GIVEN INFORMATION
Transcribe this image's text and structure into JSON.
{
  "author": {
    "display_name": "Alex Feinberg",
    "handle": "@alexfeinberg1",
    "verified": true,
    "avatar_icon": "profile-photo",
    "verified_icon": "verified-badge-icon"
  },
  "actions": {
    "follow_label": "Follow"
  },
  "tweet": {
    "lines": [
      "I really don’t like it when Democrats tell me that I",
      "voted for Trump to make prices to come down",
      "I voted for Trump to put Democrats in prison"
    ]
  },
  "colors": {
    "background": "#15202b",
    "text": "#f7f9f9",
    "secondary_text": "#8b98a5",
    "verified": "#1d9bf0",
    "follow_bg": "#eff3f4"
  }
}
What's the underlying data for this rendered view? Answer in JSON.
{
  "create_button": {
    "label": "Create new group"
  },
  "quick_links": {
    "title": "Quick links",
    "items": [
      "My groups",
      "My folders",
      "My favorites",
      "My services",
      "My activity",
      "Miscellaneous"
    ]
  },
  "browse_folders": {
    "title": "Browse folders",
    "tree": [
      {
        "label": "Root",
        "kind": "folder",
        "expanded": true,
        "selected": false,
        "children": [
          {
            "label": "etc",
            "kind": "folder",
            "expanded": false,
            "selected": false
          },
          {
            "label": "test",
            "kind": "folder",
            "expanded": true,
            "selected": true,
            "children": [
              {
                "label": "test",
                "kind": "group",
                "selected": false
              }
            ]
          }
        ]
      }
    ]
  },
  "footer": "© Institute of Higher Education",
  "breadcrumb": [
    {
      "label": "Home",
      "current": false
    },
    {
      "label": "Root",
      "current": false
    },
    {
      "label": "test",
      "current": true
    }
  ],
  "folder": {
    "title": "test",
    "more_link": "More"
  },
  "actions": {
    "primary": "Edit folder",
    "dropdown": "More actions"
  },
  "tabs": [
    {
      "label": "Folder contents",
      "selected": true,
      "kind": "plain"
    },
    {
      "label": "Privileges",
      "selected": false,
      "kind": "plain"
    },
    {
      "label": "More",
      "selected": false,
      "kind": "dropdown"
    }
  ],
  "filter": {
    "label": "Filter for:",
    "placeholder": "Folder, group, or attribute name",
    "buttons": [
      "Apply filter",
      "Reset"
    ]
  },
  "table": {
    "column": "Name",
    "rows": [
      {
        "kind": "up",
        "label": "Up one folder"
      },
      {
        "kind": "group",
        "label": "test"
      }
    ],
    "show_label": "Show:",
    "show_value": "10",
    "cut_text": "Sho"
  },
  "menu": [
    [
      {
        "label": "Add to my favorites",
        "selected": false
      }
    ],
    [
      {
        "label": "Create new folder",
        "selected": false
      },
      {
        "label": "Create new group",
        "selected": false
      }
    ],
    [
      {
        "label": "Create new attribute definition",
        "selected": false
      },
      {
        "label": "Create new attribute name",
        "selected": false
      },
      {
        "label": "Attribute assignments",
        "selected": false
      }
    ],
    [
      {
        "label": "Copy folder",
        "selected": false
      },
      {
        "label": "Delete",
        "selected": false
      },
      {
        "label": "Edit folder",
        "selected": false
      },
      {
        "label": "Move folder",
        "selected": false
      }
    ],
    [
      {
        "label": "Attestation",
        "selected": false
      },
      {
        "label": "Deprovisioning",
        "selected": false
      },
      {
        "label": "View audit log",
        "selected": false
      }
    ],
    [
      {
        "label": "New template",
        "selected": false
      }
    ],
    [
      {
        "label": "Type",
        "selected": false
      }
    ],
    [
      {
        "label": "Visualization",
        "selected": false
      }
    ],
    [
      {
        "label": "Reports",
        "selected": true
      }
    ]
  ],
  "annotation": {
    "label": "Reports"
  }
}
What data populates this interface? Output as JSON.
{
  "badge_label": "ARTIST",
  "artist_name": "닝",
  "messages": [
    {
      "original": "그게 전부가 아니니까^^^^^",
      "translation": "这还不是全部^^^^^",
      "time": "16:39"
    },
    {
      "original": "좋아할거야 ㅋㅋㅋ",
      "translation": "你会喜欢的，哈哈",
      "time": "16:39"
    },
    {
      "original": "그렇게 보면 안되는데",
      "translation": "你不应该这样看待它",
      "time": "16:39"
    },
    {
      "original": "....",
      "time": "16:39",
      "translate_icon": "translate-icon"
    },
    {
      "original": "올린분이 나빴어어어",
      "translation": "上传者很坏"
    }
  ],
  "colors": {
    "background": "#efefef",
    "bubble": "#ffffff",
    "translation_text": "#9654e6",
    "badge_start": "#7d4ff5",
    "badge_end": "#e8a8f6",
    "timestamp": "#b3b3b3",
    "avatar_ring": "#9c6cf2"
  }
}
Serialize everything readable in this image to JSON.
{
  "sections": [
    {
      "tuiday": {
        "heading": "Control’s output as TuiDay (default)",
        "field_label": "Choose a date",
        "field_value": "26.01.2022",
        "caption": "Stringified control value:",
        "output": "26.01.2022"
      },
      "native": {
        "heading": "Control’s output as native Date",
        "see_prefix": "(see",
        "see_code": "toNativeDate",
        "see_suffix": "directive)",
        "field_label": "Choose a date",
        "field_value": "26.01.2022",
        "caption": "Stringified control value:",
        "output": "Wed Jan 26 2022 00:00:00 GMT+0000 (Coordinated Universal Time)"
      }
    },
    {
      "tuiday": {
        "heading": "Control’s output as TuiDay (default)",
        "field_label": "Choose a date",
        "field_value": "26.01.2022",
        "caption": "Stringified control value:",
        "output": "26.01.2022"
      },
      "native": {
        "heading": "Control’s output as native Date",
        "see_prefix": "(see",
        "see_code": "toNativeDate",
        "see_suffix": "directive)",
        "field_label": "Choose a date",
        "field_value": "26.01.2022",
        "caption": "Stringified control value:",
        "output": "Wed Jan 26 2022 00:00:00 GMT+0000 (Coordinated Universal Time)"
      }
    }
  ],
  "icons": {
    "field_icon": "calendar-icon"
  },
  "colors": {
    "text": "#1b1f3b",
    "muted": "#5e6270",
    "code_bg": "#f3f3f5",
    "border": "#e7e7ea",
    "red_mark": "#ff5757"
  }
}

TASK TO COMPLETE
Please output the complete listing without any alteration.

RESPONSE BELOW
Transcribe this image's text and structure into JSON.
{
  "author": {
    "display_name": "Alex Feinberg",
    "handle": "@alexfeinberg1",
    "verified": true,
    "avatar_icon": "profile-photo",
    "verified_icon": "verified-badge-icon"
  },
  "actions": {
    "follow_label": "Follow"
  },
  "tweet": {
    "lines": [
      "I really don’t like it when Democrats tell me that I",
      "voted for Trump to make prices to come down",
      "I voted for Trump to put Democrats in prison"
    ]
  },
  "colors": {
    "background": "#15202b",
    "text": "#f7f9f9",
    "secondary_text": "#8b98a5",
    "verified": "#1d9bf0",
    "follow_bg": "#eff3f4"
  }
}
What's the underlying data for this rendered view? Answer in JSON.
{
  "create_button": {
    "label": "Create new group"
  },
  "quick_links": {
    "title": "Quick links",
    "items": [
      "My groups",
      "My folders",
      "My favorites",
      "My services",
      "My activity",
      "Miscellaneous"
    ]
  },
  "browse_folders": {
    "title": "Browse folders",
    "tree": [
      {
        "label": "Root",
        "kind": "folder",
        "expanded": true,
        "selected": false,
        "children": [
          {
            "label": "etc",
            "kind": "folder",
            "expanded": false,
            "selected": false
          },
          {
            "label": "test",
            "kind": "folder",
            "expanded": true,
            "selected": true,
            "children": [
              {
                "label": "test",
                "kind": "group",
                "selected": false
              }
            ]
          }
        ]
      }
    ]
  },
  "footer": "© Institute of Higher Education",
  "breadcrumb": [
    {
      "label": "Home",
      "current": false
    },
    {
      "label": "Root",
      "current": false
    },
    {
      "label": "test",
      "current": true
    }
  ],
  "folder": {
    "title": "test",
    "more_link": "More"
  },
  "actions": {
    "primary": "Edit folder",
    "dropdown": "More actions"
  },
  "tabs": [
    {
      "label": "Folder contents",
      "selected": true,
      "kind": "plain"
    },
    {
      "label": "Privileges",
      "selected": false,
      "kind": "plain"
    },
    {
      "label": "More",
      "selected": false,
      "kind": "dropdown"
    }
  ],
  "filter": {
    "label": "Filter for:",
    "placeholder": "Folder, group, or attribute name",
    "buttons": [
      "Apply filter",
      "Reset"
    ]
  },
  "table": {
    "column": "Name",
    "rows": [
      {
        "kind": "up",
        "label": "Up one folder"
      },
      {
        "kind": "group",
        "label": "test"
      }
    ],
    "show_label": "Show:",
    "show_value": "10",
    "cut_text": "Sho"
  },
  "menu": [
    [
      {
        "label": "Add to my favorites",
        "selected": false
      }
    ],
    [
      {
        "label": "Create new folder",
        "selected": false
      },
      {
        "label": "Create new group",
        "selected": false
      }
    ],
    [
      {
        "label": "Create new attribute definition",
        "selected": false
      },
      {
        "label": "Create new attribute name",
        "selected": false
      },
      {
        "label": "Attribute assignments",
        "selected": false
      }
    ],
    [
      {
        "label": "Copy folder",
        "selected": false
      },
      {
        "label": "Delete",
        "selected": false
      },
      {
        "label": "Edit folder",
        "selected": false
      },
      {
        "label": "Move folder",
        "selected": false
      }
    ],
    [
      {
        "label": "Attestation",
        "selected": false
      },
      {
        "label": "Deprovisioning",
        "selected": false
      },
      {
        "label": "View audit log",
        "selected": false
      }
    ],
    [
      {
        "label": "New template",
        "selected": false
      }
    ],
    [
      {
        "label": "Type",
        "selected": false
      }
    ],
    [
      {
        "label": "Visualization",
        "selected": false
      }
    ],
    [
      {
        "label": "Reports",
        "selected": true
      }
    ]
  ],
  "annotation": {
    "label": "Reports"
  }
}
What data populates this interface? Output as JSON.
{
  "badge_label": "ARTIST",
  "artist_name": "닝",
  "messages": [
    {
      "original": "그게 전부가 아니니까^^^^^",
      "translation": "这还不是全部^^^^^",
      "time": "16:39"
    },
    {
      "original": "좋아할거야 ㅋㅋㅋ",
      "translation": "你会喜欢的，哈哈",
      "time": "16:39"
    },
    {
      "original": "그렇게 보면 안되는데",
      "translation": "你不应该这样看待它",
      "time": "16:39"
    },
    {
      "original": "....",
      "time": "16:39",
      "translate_icon": "translate-icon"
    },
    {
      "original": "올린분이 나빴어어어",
      "translation": "上传者很坏"
    }
  ],
  "colors": {
    "background": "#efefef",
    "bubble": "#ffffff",
    "translation_text": "#9654e6",
    "badge_start": "#7d4ff5",
    "badge_end": "#e8a8f6",
    "timestamp": "#b3b3b3",
    "avatar_ring": "#9c6cf2"
  }
}
Serialize everything readable in this image to JSON.
{
  "sections": [
    {
      "tuiday": {
        "heading": "Control’s output as TuiDay (default)",
        "field_label": "Choose a date",
        "field_value": "26.01.2022",
        "caption": "Stringified control value:",
        "output": "26.01.2022"
      },
      "native": {
        "heading": "Control’s output as native Date",
        "see_prefix": "(see",
        "see_code": "toNativeDate",
        "see_suffix": "directive)",
        "field_label": "Choose a date",
        "field_value": "26.01.2022",
        "caption": "Stringified control value:",
        "output": "Wed Jan 26 2022 00:00:00 GMT+0000 (Coordinated Universal Time)"
      }
    },
    {
      "tuiday": {
        "heading": "Control’s output as TuiDay (default)",
        "field_label": "Choose a date",
        "field_value": "26.01.2022",
        "caption": "Stringified control value:",
        "output": "26.01.2022"
      },
      "native": {
        "heading": "Control’s output as native Date",
        "see_prefix": "(see",
        "see_code": "toNativeDate",
        "see_suffix": "directive)",
        "field_label": "Choose a date",
        "field_value": "26.01.2022",
        "caption": "Stringified control value:",
        "output": "Wed Jan 26 2022 00:00:00 GMT+0000 (Coordinated Universal Time)"
      }
    }
  ],
  "icons": {
    "field_icon": "calendar-icon"
  },
  "colors": {
    "text": "#1b1f3b",
    "muted": "#5e6270",
    "code_bg": "#f3f3f5",
    "border": "#e7e7ea",
    "red_mark": "#ff5757"
  }
}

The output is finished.